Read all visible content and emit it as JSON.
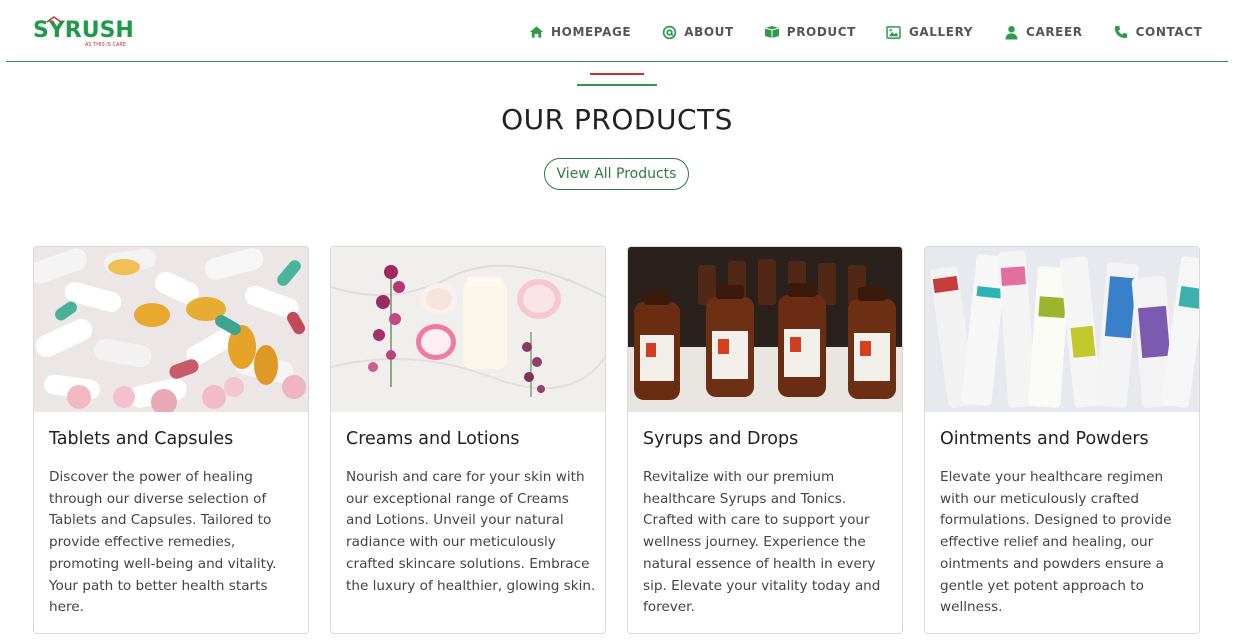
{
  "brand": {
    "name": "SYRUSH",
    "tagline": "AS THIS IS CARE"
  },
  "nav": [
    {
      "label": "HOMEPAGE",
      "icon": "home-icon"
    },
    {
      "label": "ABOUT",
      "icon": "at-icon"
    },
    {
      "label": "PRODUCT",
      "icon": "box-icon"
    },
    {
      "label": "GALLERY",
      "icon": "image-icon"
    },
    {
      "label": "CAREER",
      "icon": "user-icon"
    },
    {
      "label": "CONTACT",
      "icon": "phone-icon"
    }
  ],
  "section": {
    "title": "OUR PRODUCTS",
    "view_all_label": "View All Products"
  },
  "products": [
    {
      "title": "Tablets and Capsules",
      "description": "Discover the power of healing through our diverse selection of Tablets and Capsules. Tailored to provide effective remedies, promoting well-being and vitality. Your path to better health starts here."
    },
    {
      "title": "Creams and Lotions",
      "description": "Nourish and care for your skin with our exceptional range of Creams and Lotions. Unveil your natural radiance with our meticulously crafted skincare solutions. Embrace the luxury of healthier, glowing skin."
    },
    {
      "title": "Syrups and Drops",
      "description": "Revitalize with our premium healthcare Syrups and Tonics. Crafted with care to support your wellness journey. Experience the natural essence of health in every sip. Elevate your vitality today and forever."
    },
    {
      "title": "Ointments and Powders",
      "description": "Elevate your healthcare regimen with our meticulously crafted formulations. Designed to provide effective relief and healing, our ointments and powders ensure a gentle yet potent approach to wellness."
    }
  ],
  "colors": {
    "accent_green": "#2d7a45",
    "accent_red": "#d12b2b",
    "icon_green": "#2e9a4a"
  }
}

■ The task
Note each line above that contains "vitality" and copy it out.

■ Exercise solution
      "description": "Discover the power of healing through our diverse selection of Tablets and Capsules. Tailored to provide effective remedies, promoting well-being and vitality. Your path to better health starts here."
      "description": "Revitalize with our premium healthcare Syrups and Tonics. Crafted with care to support your wellness journey. Experience the natural essence of health in every sip. Elevate your vitality today and forever."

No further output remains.